◆ **Data for this exercise**

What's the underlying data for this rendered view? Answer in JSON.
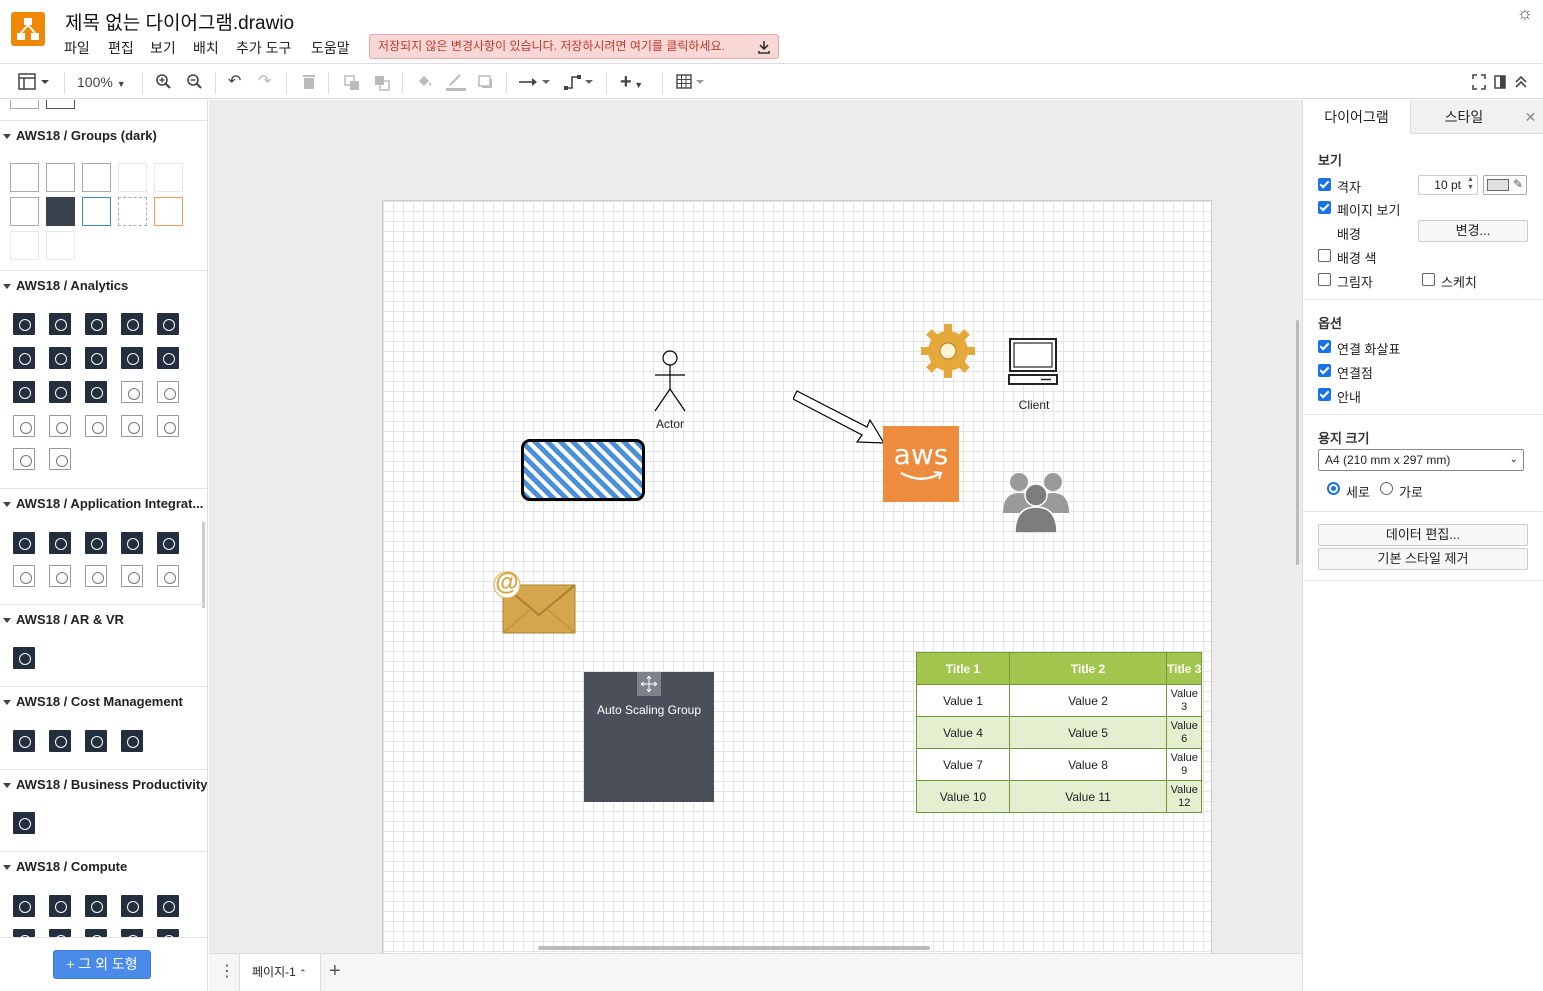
{
  "header": {
    "title": "제목 없는 다이어그램.drawio",
    "menu": [
      "파일",
      "편집",
      "보기",
      "배치",
      "추가 도구",
      "도움말"
    ],
    "unsaved_notice": "저장되지 않은 변경사항이 있습니다. 저장하시려면 여기를 클릭하세요."
  },
  "toolbar": {
    "zoom": "100%"
  },
  "sidebar": {
    "sections": [
      "AWS18 / Groups (dark)",
      "AWS18 / Analytics",
      "AWS18 / Application Integrat...",
      "AWS18 / AR & VR",
      "AWS18 / Cost Management",
      "AWS18 / Business Productivity",
      "AWS18 / Compute"
    ],
    "more_shapes": "+ 그 외 도형"
  },
  "canvas": {
    "actor_label": "Actor",
    "client_label": "Client",
    "aws_logo_text": "aws",
    "asg_label": "Auto Scaling Group",
    "table": {
      "headers": [
        "Title 1",
        "Title 2",
        "Title 3"
      ],
      "rows": [
        [
          "Value 1",
          "Value 2",
          "Value 3"
        ],
        [
          "Value 4",
          "Value 5",
          "Value 6"
        ],
        [
          "Value 7",
          "Value 8",
          "Value 9"
        ],
        [
          "Value 10",
          "Value 11",
          "Value 12"
        ]
      ],
      "header_color": "#a5c64e",
      "alt_row_color": "#e4efd0"
    },
    "email_glyph": "@"
  },
  "pages": {
    "current": "페이지-1"
  },
  "format_panel": {
    "tabs": [
      "다이어그램",
      "스타일"
    ],
    "view_section": "보기",
    "grid": {
      "label": "격자",
      "checked": true,
      "size": "10 pt"
    },
    "page_view": {
      "label": "페이지 보기",
      "checked": true
    },
    "background": {
      "label": "배경",
      "button": "변경..."
    },
    "background_color": {
      "label": "배경 색",
      "checked": false
    },
    "shadow": {
      "label": "그림자",
      "checked": false
    },
    "sketch": {
      "label": "스케치",
      "checked": false
    },
    "options_section": "옵션",
    "connection_arrows": {
      "label": "연결 화살표",
      "checked": true
    },
    "connection_points": {
      "label": "연결점",
      "checked": true
    },
    "guides": {
      "label": "안내",
      "checked": true
    },
    "paper_section": "용지 크기",
    "paper_size": "A4 (210 mm x 297 mm)",
    "portrait": {
      "label": "세로",
      "checked": true
    },
    "landscape": {
      "label": "가로",
      "checked": false
    },
    "edit_data": "데이터 편집...",
    "clear_style": "기본 스타일 제거"
  },
  "colors": {
    "brand": "#f08705",
    "accent": "#1a73e8",
    "aws_orange": "#ed8b3f",
    "asg_dark": "#4a4f5a"
  }
}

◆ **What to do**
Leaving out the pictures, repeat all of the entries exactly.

◆ **Output of the task**
What's the underlying data for this rendered view? Answer in JSON.
{
  "header": {
    "title": "제목 없는 다이어그램.drawio",
    "menu": [
      "파일",
      "편집",
      "보기",
      "배치",
      "추가 도구",
      "도움말"
    ],
    "unsaved_notice": "저장되지 않은 변경사항이 있습니다. 저장하시려면 여기를 클릭하세요."
  },
  "toolbar": {
    "zoom": "100%"
  },
  "sidebar": {
    "sections": [
      "AWS18 / Groups (dark)",
      "AWS18 / Analytics",
      "AWS18 / Application Integrat...",
      "AWS18 / AR & VR",
      "AWS18 / Cost Management",
      "AWS18 / Business Productivity",
      "AWS18 / Compute"
    ],
    "more_shapes": "+ 그 외 도형"
  },
  "canvas": {
    "actor_label": "Actor",
    "client_label": "Client",
    "aws_logo_text": "aws",
    "asg_label": "Auto Scaling Group",
    "table": {
      "headers": [
        "Title 1",
        "Title 2",
        "Title 3"
      ],
      "rows": [
        [
          "Value 1",
          "Value 2",
          "Value 3"
        ],
        [
          "Value 4",
          "Value 5",
          "Value 6"
        ],
        [
          "Value 7",
          "Value 8",
          "Value 9"
        ],
        [
          "Value 10",
          "Value 11",
          "Value 12"
        ]
      ],
      "header_color": "#a5c64e",
      "alt_row_color": "#e4efd0"
    },
    "email_glyph": "@"
  },
  "pages": {
    "current": "페이지-1"
  },
  "format_panel": {
    "tabs": [
      "다이어그램",
      "스타일"
    ],
    "view_section": "보기",
    "grid": {
      "label": "격자",
      "checked": true,
      "size": "10 pt"
    },
    "page_view": {
      "label": "페이지 보기",
      "checked": true
    },
    "background": {
      "label": "배경",
      "button": "변경..."
    },
    "background_color": {
      "label": "배경 색",
      "checked": false
    },
    "shadow": {
      "label": "그림자",
      "checked": false
    },
    "sketch": {
      "label": "스케치",
      "checked": false
    },
    "options_section": "옵션",
    "connection_arrows": {
      "label": "연결 화살표",
      "checked": true
    },
    "connection_points": {
      "label": "연결점",
      "checked": true
    },
    "guides": {
      "label": "안내",
      "checked": true
    },
    "paper_section": "용지 크기",
    "paper_size": "A4 (210 mm x 297 mm)",
    "portrait": {
      "label": "세로",
      "checked": true
    },
    "landscape": {
      "label": "가로",
      "checked": false
    },
    "edit_data": "데이터 편집...",
    "clear_style": "기본 스타일 제거"
  },
  "colors": {
    "brand": "#f08705",
    "accent": "#1a73e8",
    "aws_orange": "#ed8b3f",
    "asg_dark": "#4a4f5a"
  }
}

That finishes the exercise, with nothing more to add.